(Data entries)
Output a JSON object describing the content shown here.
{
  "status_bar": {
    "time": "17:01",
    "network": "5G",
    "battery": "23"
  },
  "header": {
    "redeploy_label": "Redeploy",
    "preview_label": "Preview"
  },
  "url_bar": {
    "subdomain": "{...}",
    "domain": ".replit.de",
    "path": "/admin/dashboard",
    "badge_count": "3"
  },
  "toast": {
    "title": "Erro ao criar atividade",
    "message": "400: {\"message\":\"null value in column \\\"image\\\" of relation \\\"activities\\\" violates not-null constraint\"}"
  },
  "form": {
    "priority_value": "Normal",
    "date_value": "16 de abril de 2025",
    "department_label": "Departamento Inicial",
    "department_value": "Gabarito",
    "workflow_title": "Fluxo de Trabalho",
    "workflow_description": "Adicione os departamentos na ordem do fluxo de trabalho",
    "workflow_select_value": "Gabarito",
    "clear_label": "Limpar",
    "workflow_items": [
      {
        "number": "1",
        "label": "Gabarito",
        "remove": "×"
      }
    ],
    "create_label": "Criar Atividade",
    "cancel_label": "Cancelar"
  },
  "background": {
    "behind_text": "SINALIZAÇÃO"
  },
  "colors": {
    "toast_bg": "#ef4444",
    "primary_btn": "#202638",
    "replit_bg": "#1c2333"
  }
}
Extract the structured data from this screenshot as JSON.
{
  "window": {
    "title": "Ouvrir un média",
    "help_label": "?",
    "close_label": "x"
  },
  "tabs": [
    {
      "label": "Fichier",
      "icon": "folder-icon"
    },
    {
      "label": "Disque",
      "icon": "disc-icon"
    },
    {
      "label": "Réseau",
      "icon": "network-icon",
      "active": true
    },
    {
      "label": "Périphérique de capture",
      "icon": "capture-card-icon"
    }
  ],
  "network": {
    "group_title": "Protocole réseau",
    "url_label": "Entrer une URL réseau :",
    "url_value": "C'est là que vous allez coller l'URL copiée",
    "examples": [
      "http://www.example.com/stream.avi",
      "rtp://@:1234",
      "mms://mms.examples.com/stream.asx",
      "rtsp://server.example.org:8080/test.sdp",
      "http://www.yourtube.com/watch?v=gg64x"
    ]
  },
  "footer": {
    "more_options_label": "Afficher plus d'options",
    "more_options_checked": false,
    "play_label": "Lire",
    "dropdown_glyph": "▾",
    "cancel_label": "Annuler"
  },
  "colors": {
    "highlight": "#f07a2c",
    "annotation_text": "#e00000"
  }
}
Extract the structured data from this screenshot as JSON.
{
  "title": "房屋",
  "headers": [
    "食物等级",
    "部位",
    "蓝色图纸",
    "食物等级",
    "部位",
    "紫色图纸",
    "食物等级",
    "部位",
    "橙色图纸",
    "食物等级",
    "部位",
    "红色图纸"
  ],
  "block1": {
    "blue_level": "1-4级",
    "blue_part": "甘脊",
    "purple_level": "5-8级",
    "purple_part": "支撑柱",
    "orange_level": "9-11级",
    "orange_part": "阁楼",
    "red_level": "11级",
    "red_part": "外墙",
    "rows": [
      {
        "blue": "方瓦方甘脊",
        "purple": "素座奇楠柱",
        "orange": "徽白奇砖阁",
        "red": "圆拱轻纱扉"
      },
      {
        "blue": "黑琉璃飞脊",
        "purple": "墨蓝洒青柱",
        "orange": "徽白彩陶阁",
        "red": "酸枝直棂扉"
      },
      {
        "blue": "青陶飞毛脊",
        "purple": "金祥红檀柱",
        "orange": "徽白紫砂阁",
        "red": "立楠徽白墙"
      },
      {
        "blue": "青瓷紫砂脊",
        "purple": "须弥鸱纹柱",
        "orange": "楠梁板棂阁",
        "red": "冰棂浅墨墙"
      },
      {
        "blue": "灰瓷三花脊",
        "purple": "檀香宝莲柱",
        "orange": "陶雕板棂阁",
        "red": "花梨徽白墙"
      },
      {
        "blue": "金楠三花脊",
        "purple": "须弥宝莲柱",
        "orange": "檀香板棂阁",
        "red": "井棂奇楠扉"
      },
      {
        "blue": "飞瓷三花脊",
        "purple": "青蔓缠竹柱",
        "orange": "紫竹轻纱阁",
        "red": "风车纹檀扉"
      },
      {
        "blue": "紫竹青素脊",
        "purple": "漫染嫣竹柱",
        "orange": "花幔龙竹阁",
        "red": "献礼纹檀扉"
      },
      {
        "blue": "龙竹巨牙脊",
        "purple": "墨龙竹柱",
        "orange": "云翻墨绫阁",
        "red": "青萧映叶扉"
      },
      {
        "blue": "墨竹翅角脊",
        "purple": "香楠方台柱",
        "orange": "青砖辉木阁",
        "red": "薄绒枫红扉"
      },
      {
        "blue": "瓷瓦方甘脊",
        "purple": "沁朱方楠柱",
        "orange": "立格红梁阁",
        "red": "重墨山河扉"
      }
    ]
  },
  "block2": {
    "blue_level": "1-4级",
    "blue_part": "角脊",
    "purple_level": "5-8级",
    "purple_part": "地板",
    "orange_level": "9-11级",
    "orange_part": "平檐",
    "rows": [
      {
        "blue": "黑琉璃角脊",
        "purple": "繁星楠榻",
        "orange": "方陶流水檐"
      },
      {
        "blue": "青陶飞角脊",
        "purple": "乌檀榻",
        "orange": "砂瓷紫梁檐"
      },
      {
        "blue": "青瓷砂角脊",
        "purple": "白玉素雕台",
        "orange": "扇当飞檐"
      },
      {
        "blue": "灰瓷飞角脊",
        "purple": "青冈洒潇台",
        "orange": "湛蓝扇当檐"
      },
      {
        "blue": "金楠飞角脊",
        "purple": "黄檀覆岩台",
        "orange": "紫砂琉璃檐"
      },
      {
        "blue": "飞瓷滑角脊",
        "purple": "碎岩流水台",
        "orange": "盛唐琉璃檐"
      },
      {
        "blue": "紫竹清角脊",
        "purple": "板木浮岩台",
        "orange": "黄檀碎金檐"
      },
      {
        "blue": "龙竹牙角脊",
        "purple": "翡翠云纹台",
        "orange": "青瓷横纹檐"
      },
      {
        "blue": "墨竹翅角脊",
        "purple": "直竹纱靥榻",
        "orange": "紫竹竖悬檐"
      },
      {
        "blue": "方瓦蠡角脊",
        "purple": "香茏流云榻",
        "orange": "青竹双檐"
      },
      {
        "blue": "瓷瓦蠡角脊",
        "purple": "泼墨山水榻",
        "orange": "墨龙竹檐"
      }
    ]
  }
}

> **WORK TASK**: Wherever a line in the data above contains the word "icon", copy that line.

> **RESULT FOR THIS EXERCISE**:
      "icon": "folder-icon"
      "icon": "disc-icon"
      "icon": "network-icon",
      "icon": "capture-card-icon"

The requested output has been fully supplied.